US7678298Sep 25, 2007Mar 16, 2010Applied Materials, Inc.Tantalum carbide nitride materials by vapor deposition processes
US7781326 *Sep 30, 2005Aug 24, 2010Applied Materials, Inc.Formation of a tantalum-nitride layer
US7824743Sep 28, 2007Nov 2, 2010Applied Materials, Inc.depositing metallic titanium nitride layer on surface of dielectric material and apertures during a first PVD process, depositing titanium nitride retarding layer on the metallic titanium nitride layer during a second PVD process, depositing aluminum seed layer on exposed portions of titanium nitride
US7838441Apr 20, 2009Nov 23, 2010Applied Materials, Inc.Deposition and densification process for titanium nitride barrier layers

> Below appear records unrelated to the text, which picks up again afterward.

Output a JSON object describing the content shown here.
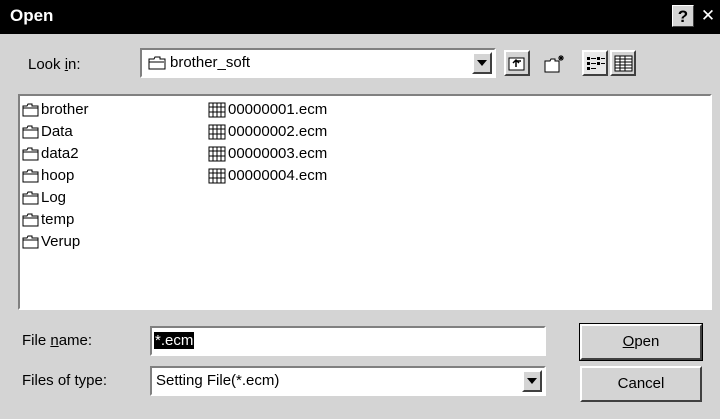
{
  "window": {
    "title": "Open",
    "help_glyph": "?",
    "close_glyph": "✕"
  },
  "lookin": {
    "label_pre": "Look ",
    "label_key": "i",
    "label_post": "n:",
    "value": "brother_soft",
    "icon": "folder-icon"
  },
  "toolbar": {
    "buttons": [
      "up-one-level-icon",
      "new-folder-icon",
      "list-view-icon",
      "details-view-icon"
    ]
  },
  "files": {
    "folders": [
      "brother",
      "Data",
      "data2",
      "hoop",
      "Log",
      "temp",
      "Verup"
    ],
    "files": [
      "00000001.ecm",
      "00000002.ecm",
      "00000003.ecm",
      "00000004.ecm"
    ]
  },
  "filename": {
    "label_pre": "File ",
    "label_key": "n",
    "label_post": "ame:",
    "value": "*.ecm"
  },
  "filetype": {
    "label": "Files of type:",
    "value": "Setting File(*.ecm)"
  },
  "buttons": {
    "open_key": "O",
    "open_rest": "pen",
    "cancel": "Cancel"
  },
  "colors": {
    "titlebar": "#000000",
    "dialog_bg": "#d4d4d4",
    "selection": "#000000"
  }
}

US7892602Jun 7, 2006Feb 22, 2011Applied Materials, Inc.Cyclical deposition of refractory metal silicon nitride
US7897495Dec 12, 2006Mar 1, 2011Applied Materials, Inc.Formation of epitaxial layer containing silicon and carbon

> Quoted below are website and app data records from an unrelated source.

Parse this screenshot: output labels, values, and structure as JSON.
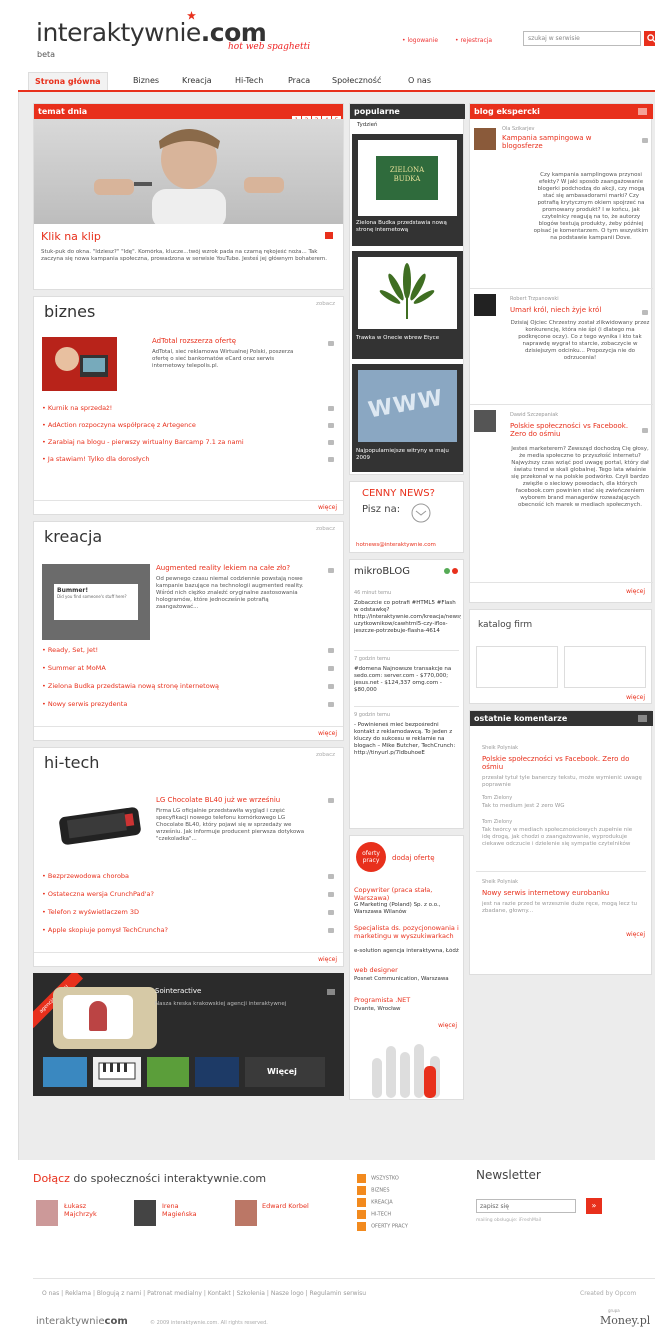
{
  "header": {
    "logo_text": "interaktywnie",
    "logo_tld": ".com",
    "beta": "beta",
    "slogan": "hot web spaghetti",
    "login": "logowanie",
    "register": "rejestracja",
    "search_placeholder": "szukaj w serwisie",
    "accent": "#e8301c"
  },
  "nav": {
    "tabs": [
      "Strona główna",
      "Biznes",
      "Kreacja",
      "Hi-Tech",
      "Praca",
      "Społeczność",
      "O nas"
    ]
  },
  "temat": {
    "bar": "temat dnia",
    "pages": [
      "1",
      "2",
      "3",
      "4",
      "5"
    ],
    "title": "Klik na klip",
    "text": "Stuk-puk do okna. \"Idziesz?\" \"Idę\". Komórka, klucze...twój wzrok pada na czarną rękojeść noża... Tak zaczyna się nowa kampania społeczna, prowadzona w serwisie YouTube. Jesteś jej głównym bohaterem."
  },
  "biznes": {
    "title": "biznes",
    "corner": "zobacz",
    "lead_title": "AdTotal rozszerza ofertę",
    "lead_text": "AdTotal, sieć reklamowa Wirtualnej Polski, poszerza ofertę o sieć bankomatów eCard oraz serwis internetowy telepolis.pl.",
    "links": [
      "Kurnik na sprzedaż!",
      "AdAction rozpoczyna współpracę z Artegence",
      "Zarabiaj na blogu - pierwszy wirtualny Barcamp 7.1 za nami",
      "Ja stawiam! Tylko dla dorosłych"
    ],
    "more": "więcej"
  },
  "kreacja": {
    "title": "kreacja",
    "corner": "zobacz",
    "thumb_title": "Bummer!",
    "thumb_text": "Did you find someone's stuff here?",
    "lead_title": "Augmented reality lekiem na całe zło?",
    "lead_text": "Od pewnego czasu niemal codziennie powstają nowe kampanie bazujące na technologii augmented reality. Wśród nich ciężko znaleźć oryginalne zastosowania hologramów, które jednocześnie potrafią zaangażować...",
    "links": [
      "Ready, Set, Jet!",
      "Summer at MoMA",
      "Zielona Budka przedstawia nową stronę internetową",
      "Nowy serwis prezydenta"
    ],
    "more": "więcej"
  },
  "hitech": {
    "title": "hi-tech",
    "corner": "zobacz",
    "lead_title": "LG Chocolate BL40 już we wrześniu",
    "lead_text": "Firma LG oficjalnie przedstawiła wygląd i część specyfikacji nowego telefonu komórkowego LG Chocolate BL40, który pojawi się w sprzedaży we wrześniu. Jak informuje producent pierwsza dotykowa \"czekoladka\"...",
    "links": [
      "Bezprzewodowa choroba",
      "Ostateczna wersja CrunchPad'a?",
      "Telefon z wyświetlaczem 3D",
      "Apple skopiuje pomysł TechCruncha?"
    ],
    "more": "więcej"
  },
  "agency": {
    "ribbon": "agencja okresu",
    "name": "Sointeractive",
    "text": "Nasza kreska krakowskiej agencji interaktywnej",
    "more": "Więcej"
  },
  "popular": {
    "bar": "popularne",
    "tab": "Tydzień",
    "items": [
      {
        "img": "ZIELONA BUDKA",
        "cap": "Zielona Budka przedstawia nową stronę internetową"
      },
      {
        "img": "",
        "cap": "Trawka w Onecie wbrew Etyce"
      },
      {
        "img": "WWW",
        "cap": "Najpopularniejsze witryny w maju 2009"
      }
    ]
  },
  "cenny": {
    "title": "CENNY NEWS?",
    "sub": "Pisz na:",
    "email": "hotnews@interaktywnie.com"
  },
  "microblog": {
    "title": "mikroBLOG",
    "entries": [
      {
        "time": "46 minut temu",
        "text": "Zobaczcie co potrafi #HTML5 #Flash w odstawkę? http://interaktywnie.com/kreacja/newsy-uzytkownikow/cawhtml5-czy-iflos-jeszcze-potrzebuje-flasha-4614"
      },
      {
        "time": "7 godzin temu",
        "text": "#domena Najnowsze transakcje na sedo.com: server.com - $770,000; jesus.net - $124,337 omg.com - $80,000"
      },
      {
        "time": "9 godzin temu",
        "text": "- Powinieneś mieć bezpośredni kontakt z reklamodawcą. To jeden z kluczy do sukcesu w reklamie na blogach – Mike Butcher, TechCrunch: http://tinyurl.p/7ldbuhoeE"
      }
    ]
  },
  "jobs": {
    "badge": "oferty pracy",
    "add": "dodaj ofertę",
    "items": [
      {
        "title": "Copywriter (praca stała, Warszawa)",
        "company": "G Marketing (Poland) Sp. z o.o., Warszawa Wilanów"
      },
      {
        "title": "Specjalista ds. pozycjonowania i marketingu w wyszukiwarkach",
        "company": "e-solution agencja interaktywna, Łódź"
      },
      {
        "title": "web designer",
        "company": "Posnet Communication, Warszawa"
      },
      {
        "title": "Programista .NET",
        "company": "Dvante, Wrocław"
      }
    ],
    "more": "więcej"
  },
  "blog": {
    "bar": "blog ekspercki",
    "entries": [
      {
        "author": "Ola Szikarjev",
        "title": "Kampania sampingowa w blogosferze",
        "text": "Czy kampania samplingowa przynosi efekty? W jaki sposób zaangażowanie blogerki podchodzą do akcji, czy mogą stać się ambasadorami marki? Czy potrafią krytycznym okiem spojrzeć na promowany produkt? I w końcu, jak czytelnicy reagują na to, że autorzy blogów testują produkty, żeby później opisać je komentarzem. O tym wszystkim na podstawie kampanii Dove."
      },
      {
        "author": "Robert Trzpanowski",
        "title": "Umarł król, niech żyje król",
        "text": "Dzisiaj Ojciec Chrzestny został zlikwidowany przez konkurencję, która nie śpi (i dlatego ma podkręcone oczy). Co z tego wynika i kto tak naprawdę wygrał to starcie, zobaczycie w dzisiejszym odcinku... Propozycja nie do odrzucenia!"
      },
      {
        "author": "Dawid Szczepaniak",
        "title": "Polskie społeczności vs Facebook. Zero do ośmiu",
        "text": "Jesteś marketerem? Zewsząd dochodzą Cię głosy, że media społeczne to przyszłość internetu? Najwyższy czas wziąć pod uwagę portal, który dał światu trend w skali globalnej. Tego lata właśnie się przekonał w na polskie podwórko. Czyli bardzo zwięźle o sieciowy powodach, dla których facebook.com powinien stać się zwieńczeniem wyborem brand managerów rozważających obecność ich marek w mediach społecznych."
      }
    ],
    "more": "więcej"
  },
  "katalog": {
    "title": "katalog firm",
    "more": "więcej"
  },
  "comments": {
    "bar": "ostatnie komentarze",
    "entries": [
      {
        "author": "Sheik Polyniak",
        "title": "Polskie społeczności vs Facebook. Zero do ośmiu",
        "text": "przesłał tytuł tyle banerczy tekstu, może wymienić uwagę poprawnie"
      },
      {
        "author": "Tom Zielony",
        "title": "",
        "text": "Tak to medium jest 2 zero WG"
      },
      {
        "author": "Tom Zielony",
        "title": "",
        "text": "Tak twórcy w mediach społecznościowych zupełnie nie idę drogą, jak chodzi o zaangażowanie, wyprodukuje ciekawe odczucie i dzielenie się sympatie czytelników"
      },
      {
        "author": "Sheik Polyniak",
        "title": "Nowy serwis internetowy eurobanku",
        "text": "jest na razie przed te wrzesznie duże ręce, mogą lecz tu zbadane, głowny..."
      }
    ],
    "more": "więcej"
  },
  "join": {
    "title_a": "Dołącz",
    "title_b": "do społeczności interaktywnie.com",
    "members": [
      "Łukasz Majchrzyk",
      "Irena Magieńska",
      "Edward Korbel"
    ]
  },
  "rss": {
    "items": [
      "WSZYSTKO",
      "BIZNES",
      "KREACJA",
      "HI-TECH",
      "OFERTY PRACY"
    ]
  },
  "newsletter": {
    "title": "Newsletter",
    "placeholder": "zapisz się",
    "note": "mailing obsługuje: iFreshMail"
  },
  "footer": {
    "links": [
      "O nas",
      "Reklama",
      "Blogują z nami",
      "Patronat medialny",
      "Kontakt",
      "Szkolenia",
      "Nasze logo",
      "Regulamin serwisu"
    ],
    "credit": "Created by Opcom",
    "copyright": "© 2009 interaktywnie.com. All rights reserved.",
    "logo_text": "interaktywnie",
    "logo_tld": "com",
    "group": "grupa",
    "group_name": "Money.pl"
  }
}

US8070879Aug 20, 2009Dec 6, 2011Applied Materials, Inc.Apparatus and method for hybrid chemical processing
US8291857Jun 30, 2009Oct 23, 2012Applied Materials, Inc.Apparatuses and methods for atomic layer deposition
US8293015Sep 14, 2011Oct 23, 2012Applied Materials, Inc.Apparatuses and methods for atomic layer deposition

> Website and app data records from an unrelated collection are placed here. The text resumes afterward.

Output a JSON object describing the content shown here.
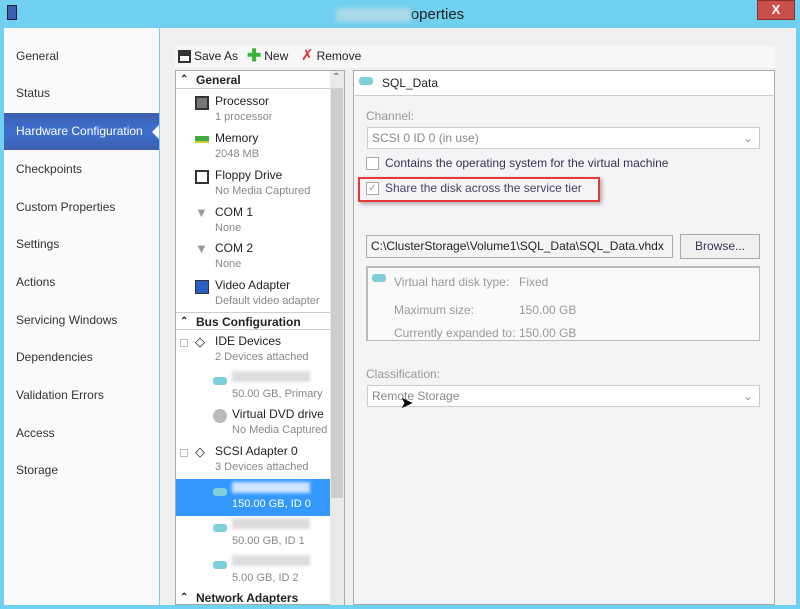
{
  "window": {
    "title_suffix": "operties",
    "close_label": "X"
  },
  "nav": {
    "items": [
      "General",
      "Status",
      "Hardware Configuration",
      "Checkpoints",
      "Custom Properties",
      "Settings",
      "Actions",
      "Servicing Windows",
      "Dependencies",
      "Validation Errors",
      "Access",
      "Storage"
    ],
    "selected": "Hardware Configuration"
  },
  "toolbar": {
    "save_as": "Save As",
    "new": "New",
    "remove": "Remove"
  },
  "tree": {
    "general": "General",
    "general_items": [
      {
        "name": "Processor",
        "detail": "1 processor",
        "icon": "processor-icon"
      },
      {
        "name": "Memory",
        "detail": "2048 MB",
        "icon": "memory-icon"
      },
      {
        "name": "Floppy Drive",
        "detail": "No Media Captured",
        "icon": "floppy-icon"
      },
      {
        "name": "COM 1",
        "detail": "None",
        "icon": "com-port-icon"
      },
      {
        "name": "COM 2",
        "detail": "None",
        "icon": "com-port-icon"
      },
      {
        "name": "Video Adapter",
        "detail": "Default video adapter",
        "icon": "monitor-icon"
      }
    ],
    "bus": "Bus Configuration",
    "ide": {
      "name": "IDE Devices",
      "detail": "2 Devices attached"
    },
    "ide_disk": {
      "detail": "50.00 GB, Primary"
    },
    "dvd": {
      "name": "Virtual DVD drive",
      "detail": "No Media Captured"
    },
    "scsi": {
      "name": "SCSI Adapter 0",
      "detail": "3 Devices attached"
    },
    "scsi_disks": [
      {
        "detail": "150.00 GB, ID 0"
      },
      {
        "detail": "50.00 GB, ID 1"
      },
      {
        "detail": "5.00 GB, ID 2"
      }
    ],
    "network": "Network Adapters"
  },
  "detail": {
    "title": "SQL_Data",
    "channel_label": "Channel:",
    "channel_value": "SCSI 0 ID 0 (in use)",
    "os_checkbox": "Contains the operating system for the virtual machine",
    "os_checked": false,
    "share_checkbox": "Share the disk across the service tier",
    "share_checked": true,
    "path": "C:\\ClusterStorage\\Volume1\\SQL_Data\\SQL_Data.vhdx",
    "browse": "Browse...",
    "vhd_type_label": "Virtual hard disk type:",
    "vhd_type": "Fixed",
    "max_size_label": "Maximum size:",
    "max_size": "150.00 GB",
    "expanded_label": "Currently expanded to:",
    "expanded": "150.00 GB",
    "classification_label": "Classification:",
    "classification_value": "Remote Storage",
    "highlight_color": "#e53935"
  }
}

US8747556Sep 14, 2012Jun 10, 2014Applied Materials, Inc.Apparatuses and methods for atomic layer deposition
Classifications
U.S. Classification117/89, 117/101, 257/E21.171, 117/95, 117/94, 117/105
International ClassificationC23C16/44, C23C16/455, C30B25/14, H01L21/285
Cooperative ClassificationC23C16/45527, H01L21/28562, C23C16/45546, C30B25/14, C23C16/45508
European ClassificationH01L21/285B4H2, C30B25/14, C23C16/455A6, C23C16/455F2D2, C23C16/455F2B
Legal Events
DateCodeEventDescription
May 28, 2013FPExpired due to failure to pay maintenance fee
Effective date: 20130405
Apr 5, 2013LAPSLapse for failure to pay maintenance fees
Nov 19, 2012REMIMaintenance fee reminder mailed
Sep 18, 2008FPAYFee payment
Year of fee payment: 4
Oct 24, 2006CCCertificate of correction
May 5, 2003ASAssignment
Owner name: APPLIED MATERIALS, INC., CALIFORNIA
Free format text: ASSIGNMENT OF ASSIGNORS INTEREST;ASSIGNORS:GLENN, W. BENJAMIN;VERPLANCKEN, DONALD J.;REEL/FRAME:013630/0293;SIGNING DATES FROM 20020604 TO 20020611
Owner name: APPLIED MATERIALS, INC. P.O. BOX 450-ASANTA CLARA,
Free format text: ASSIGNMENT OF ASSIGNORS INTEREST;ASSIGNORS:GLENN, W. BENJAMIN /AR;REEL/FRAME:013630/0293;SIGNING DATES FROM 20020604 TO 20020611